Jason, I live near the Mississippi River and everything coming into my area likely crosses a bridge at some point. I’m worried that some type of disaster that takes out the bridges would be devastating. Any suggestions on what to do?
-From Anita R.
Answer: You are absolutely correct that this type of situation would have far reaching effects on our economy and our ability to purchase goods.
As most people know, militaries around the world often use this very tactic to win battles. If you cut off supplies, soldiers will eventually surrender because of the lack of food and water.
The best thing you can do is to build up your food and water storage. At the very least you should have 30 days’ worth of supplies to sustain your family.
You must be able to hunker down for a good amount of time before things can be restored.
I travel frequently for work. Last week I was at a major airport and a very polite woman asked me to watch her bag while she used the restroom. She came back and picked up her bag with no issues. Looking back, I wonder if I should have told her no. What would you do?
-From Mikey L.
Answer: The fact is, anyone could potentially be a terrorist so it’s important to remember that just because it appears to be a sweet lady, you truly never know what her intentions are.
Plus, criminals often prey on others kindness and have no problem taking advantage of you.
My point is, I would say no and just make some excuse about having to go. I have no problem saying no and social norms don’t really bother me. (I don’t mind being awkward or coming off weird.)
I have stockpiled gasoline for my generator and my car in the event of a disaster. My question is, if I’m bugging out should I take gas with me? I assume gas stations will have long lines.
-From Rich T.
Answer: Storing gasoline is a great idea if you plan to bug out or to run a generator. If you’re going to let the gas sit for 6-12 months make sure and add a stabilizer.
As for taking it with you, this is a good idea but you need to do it safely. What I mean is, you don’t want to put the gas inside the passenger area. The fumes could be dangerous.
When you fill the gas cans only fill them about 95% full. Leave some room for air to help avoid spilling.
Finally, I would suggest checking out Jerry Cans. These are great for storing gas.
Based on your excellent advice I purchased a generator that can keep my home running during a power outage. My only problem is that the generator is really loud. I think the whole neighbor will know who the guy is with power. How can I reduce the generator noise?
-From Mitch L.
Answer: To reduce the noise, here are a few options…

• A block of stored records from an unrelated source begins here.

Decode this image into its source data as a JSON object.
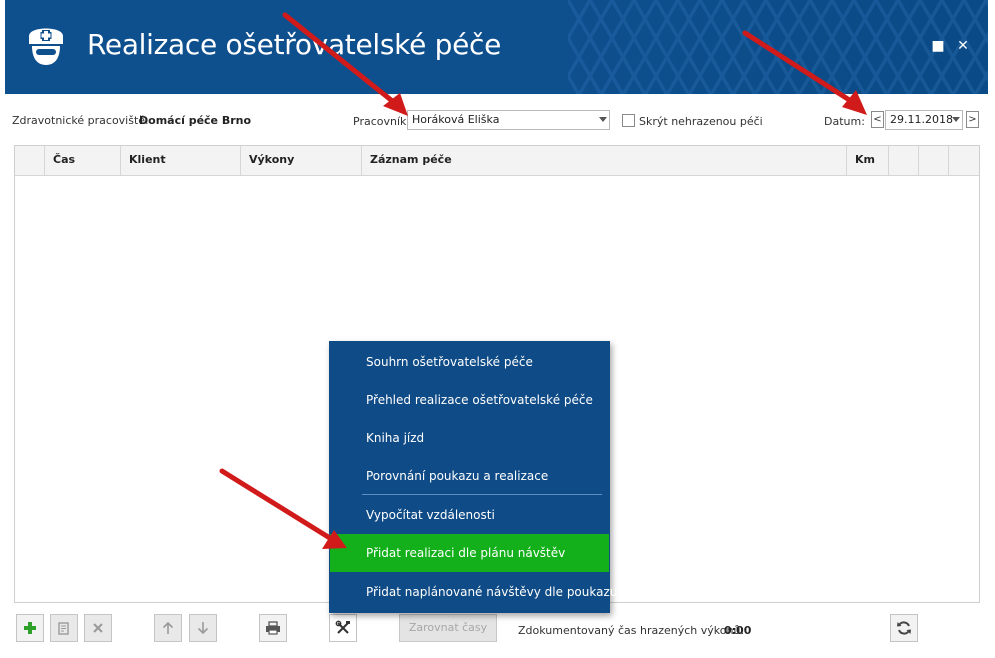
{
  "window": {
    "title": "Realizace ošetřovatelské péče",
    "controls": {
      "maximize_icon": "■",
      "close_icon": "✕"
    }
  },
  "toolbar": {
    "workplace_label": "Zdravotnické pracoviště:",
    "workplace_value": "Domácí péče Brno",
    "worker_label": "Pracovník:",
    "worker_value": "Horáková Eliška",
    "hide_unpaid_label": "Skrýt nehrazenou péči",
    "hide_unpaid_checked": false,
    "date_label": "Datum:",
    "date_value": "29.11.2018",
    "prev_label": "<",
    "next_label": ">"
  },
  "grid": {
    "columns": [
      "",
      "Čas",
      "Klient",
      "Výkony",
      "Záznam péče",
      "Km",
      "",
      "",
      ""
    ],
    "rows": []
  },
  "context_menu": {
    "items": [
      {
        "label": "Souhrn ošetřovatelské péče",
        "highlighted": false
      },
      {
        "label": "Přehled realizace ošetřovatelské péče",
        "highlighted": false
      },
      {
        "label": "Kniha jízd",
        "highlighted": false
      },
      {
        "label": "Porovnání poukazu a realizace",
        "highlighted": false
      },
      {
        "label": "Vypočítat vzdálenosti",
        "highlighted": false
      },
      {
        "label": "Přidat realizaci dle plánu návštěv",
        "highlighted": true
      },
      {
        "label": "Přidat naplánované návštěvy dle poukazu",
        "highlighted": false
      }
    ],
    "highlight_color": "#13b01b",
    "background_color": "#0f4b86"
  },
  "bottom_bar": {
    "align_times_label": "Zarovnat časy",
    "documented_time_label": "Zdokumentovaný čas hrazených výkonů:",
    "documented_time_value": "0:00",
    "icons": [
      "add-icon",
      "edit-icon",
      "delete-icon",
      "move-up-icon",
      "move-down-icon",
      "print-icon",
      "tools-icon",
      "refresh-icon"
    ]
  },
  "colors": {
    "titlebar": "#0e4f8e",
    "add_icon": "#2fa02a",
    "annotation_arrow": "#d11a1a"
  }
}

First, make sure the generator has a quiet muffler installed on it.
Next, consider building a sound dampening enclosure around the generator. Obviously, this can be expensive but it might be one of the most effective ways to reduce the noise.
Make sure your generator is sitting on a rubber type pad, which will reduce vibrations and noise.
Lastly, use common sense when using the generator. If looters are roaming your streets looking for someone with power, it’s probably not a good idea to fire up the generator at that moment.
And, of course, don’t forgot to have guns to defend yourself.
What’s your favorite gun caliber? Can you explain why?
-From Josh M.
Answer: Back in the day, most law enforcement agencies carried either .40 or .45 caliber handguns because they wanted the stopping power of a bigger bullet.
However, over the years, we’ve seen so many advances in bullet technology that I personally believe 9mm is the best overall option. (And so do the FBI and many other agencies who are going back to the 9mm.)
The other thing is, traditionally .40 and .45 caliber handguns have a stronger kick compared to a 9mm, making them more difficult for some people to accurately shoot.
If I were going to teach a new shooter I would have them start with a 9mm handgun such as the Glock 19.
Are you familiar with the SCCY CPX-1? Do you have any knowledge or experience with this gun?
-From Shana A.
Answer: I’ve never shot this particular firearm, however I’ve heard that for the price, it’s a decent little gun that is made in the USA.
I know the company is based out of Florida and they’ve been around since the early 2000’s. They focus on manufacturing less expensive pistols with this particular model selling for around $330.
Now, as I mentioned, I’ve never shot this gun, but I’ve heard from others that the trigger pull on this firearm is very long, which can easily cause shooters that don’t train often to pull the muzzle down when shooting the gun.
So, you may want to consider a new trigger unless you practice a lot and are comfortable with the trigger from the factory.